So many books and podcasts I have encountered over the past year have discussed the potential benefits of incorporating meditation into your collection of positive life habits. I dabbled with this through much of 2017 and then through the beginning of this year have increased my interest in this topic particularly after powerful recommendations in great books like peak performance (http://www.drchrisharper.co.uk/blog/revisiting-peak-performance) and have really enjoyed adding a short meditation session into my pre-work routine.
So my interest was piqued when I read the synopsis of "Altered Traits" by Daniel Goleman and Richard Davidson, which explores the science behind how meditation can change your mind, your body and your life.
They analyse, summarise and discuss all of the good research that has been carried out into meditation over the last 40 years. They present both the good and bad results and quite openly present their criticisms of that research such as the fact that the term “meditation” can cover quite different practices and a lot of studies do not make it clear what type is being studied.
Overall they provide quite a strong body of evidence, albeit one that they admit needs a lot more exploration and analysis, into the overwhelming benefits of meditation. These include improved focus, relief from stress both mental and physical, a heightened ability to empathise with others and even potentially a reduction in chronic pain.

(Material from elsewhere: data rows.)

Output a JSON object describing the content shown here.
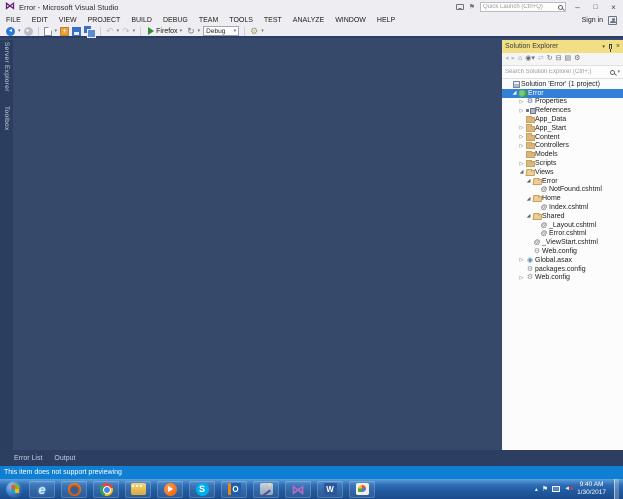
{
  "title_bar": {
    "app_title": "Error - Microsoft Visual Studio",
    "quick_launch_placeholder": "Quick Launch (Ctrl+Q)",
    "sign_in_label": "Sign in"
  },
  "menu_bar": {
    "items": [
      "FILE",
      "EDIT",
      "VIEW",
      "PROJECT",
      "BUILD",
      "DEBUG",
      "TEAM",
      "TOOLS",
      "TEST",
      "ANALYZE",
      "WINDOW",
      "HELP"
    ]
  },
  "toolbar": {
    "run_browser_label": "Firefox",
    "configuration_value": "Debug"
  },
  "side_dock_tabs": [
    {
      "label": "Server Explorer"
    },
    {
      "label": "Toolbox"
    }
  ],
  "solution_explorer": {
    "title": "Solution Explorer",
    "search_placeholder": "Search Solution Explorer (Ctrl+;)",
    "toolbar_icons": [
      "back",
      "forward",
      "home",
      "scope-view",
      "sync-with-active-document",
      "refresh",
      "collapse-all",
      "show-all-files",
      "properties"
    ],
    "tree": [
      {
        "label": "Solution 'Error' (1 project)",
        "level": 0,
        "arrow": "none",
        "icon": "solution-icon",
        "selected": false
      },
      {
        "label": "Error",
        "level": 1,
        "arrow": "expanded",
        "icon": "project-icon",
        "selected": true
      },
      {
        "label": "Properties",
        "level": 2,
        "arrow": "collapsed",
        "icon": "properties-icon",
        "selected": false
      },
      {
        "label": "References",
        "level": 2,
        "arrow": "collapsed",
        "icon": "references-icon",
        "selected": false
      },
      {
        "label": "App_Data",
        "level": 2,
        "arrow": "none",
        "icon": "folder-icon",
        "selected": false
      },
      {
        "label": "App_Start",
        "level": 2,
        "arrow": "collapsed",
        "icon": "folder-icon",
        "selected": false
      },
      {
        "label": "Content",
        "level": 2,
        "arrow": "collapsed",
        "icon": "folder-icon",
        "selected": false
      },
      {
        "label": "Controllers",
        "level": 2,
        "arrow": "collapsed",
        "icon": "folder-icon",
        "selected": false
      },
      {
        "label": "Models",
        "level": 2,
        "arrow": "none",
        "icon": "folder-icon",
        "selected": false
      },
      {
        "label": "Scripts",
        "level": 2,
        "arrow": "collapsed",
        "icon": "folder-icon",
        "selected": false
      },
      {
        "label": "Views",
        "level": 2,
        "arrow": "expanded",
        "icon": "folder-open-icon",
        "selected": false
      },
      {
        "label": "Error",
        "level": 3,
        "arrow": "expanded",
        "icon": "folder-open-icon",
        "selected": false
      },
      {
        "label": "NotFound.cshtml",
        "level": 4,
        "arrow": "none",
        "icon": "razor-icon",
        "selected": false
      },
      {
        "label": "Home",
        "level": 3,
        "arrow": "expanded",
        "icon": "folder-open-icon",
        "selected": false
      },
      {
        "label": "Index.cshtml",
        "level": 4,
        "arrow": "none",
        "icon": "razor-icon",
        "selected": false
      },
      {
        "label": "Shared",
        "level": 3,
        "arrow": "expanded",
        "icon": "folder-open-icon",
        "selected": false
      },
      {
        "label": "_Layout.cshtml",
        "level": 4,
        "arrow": "none",
        "icon": "razor-icon",
        "selected": false
      },
      {
        "label": "Error.cshtml",
        "level": 4,
        "arrow": "none",
        "icon": "razor-icon",
        "selected": false
      },
      {
        "label": "_ViewStart.cshtml",
        "level": 3,
        "arrow": "none",
        "icon": "razor-icon",
        "selected": false
      },
      {
        "label": "Web.config",
        "level": 3,
        "arrow": "none",
        "icon": "config-icon",
        "selected": false
      },
      {
        "label": "Global.asax",
        "level": 2,
        "arrow": "collapsed",
        "icon": "asax-icon",
        "selected": false
      },
      {
        "label": "packages.config",
        "level": 2,
        "arrow": "none",
        "icon": "config-icon",
        "selected": false
      },
      {
        "label": "Web.config",
        "level": 2,
        "arrow": "collapsed",
        "icon": "config-icon",
        "selected": false
      }
    ]
  },
  "bottom_panel": {
    "tabs": [
      {
        "label": "Error List"
      },
      {
        "label": "Output"
      }
    ]
  },
  "status_bar": {
    "message": "This item does not support previewing"
  },
  "taskbar": {
    "apps": [
      {
        "name": "internet-explorer-icon"
      },
      {
        "name": "firefox-icon"
      },
      {
        "name": "chrome-icon"
      },
      {
        "name": "movie-maker-icon"
      },
      {
        "name": "media-player-icon"
      },
      {
        "name": "skype-icon"
      },
      {
        "name": "outlook-icon"
      },
      {
        "name": "magic-wand-tool-icon"
      },
      {
        "name": "visual-studio-icon"
      },
      {
        "name": "word-icon"
      },
      {
        "name": "paint-icon"
      }
    ],
    "clock": {
      "time": "9:40 AM",
      "date": "1/30/2017"
    }
  },
  "colors": {
    "accent_blue": "#007ACC",
    "selection_blue": "#3380D6",
    "tool_header_gold": "#F2DE84",
    "status_blue": "#0E7FD2",
    "client_area": "#36496B"
  }
}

The title of the book “Altered Traits” refers to the fact that the practice of meditation can transform the brain’s biology so that the brain functions differently even when not meditating. However one thing that the authors make clear is that the evidence for this altered long term biology has only properly been demonstrated for people with lifetime average total hours of meditation measured in the thousands eg Buddhist monks spending many hours every day meditating for many years. That doesn’t diminish the benefits previously mentioned it just means that if you are trying to improve your life with meditation it needs to be a daily habit to maintain those benefits.
I enjoyed listening to this book and found it built nicely on the information I have come across in the past. Helping to put that into perspective as well as giving useful advice about how to make the most of your meditation even if you are only doing 10-20 minutes per day.
Dr Chris Harper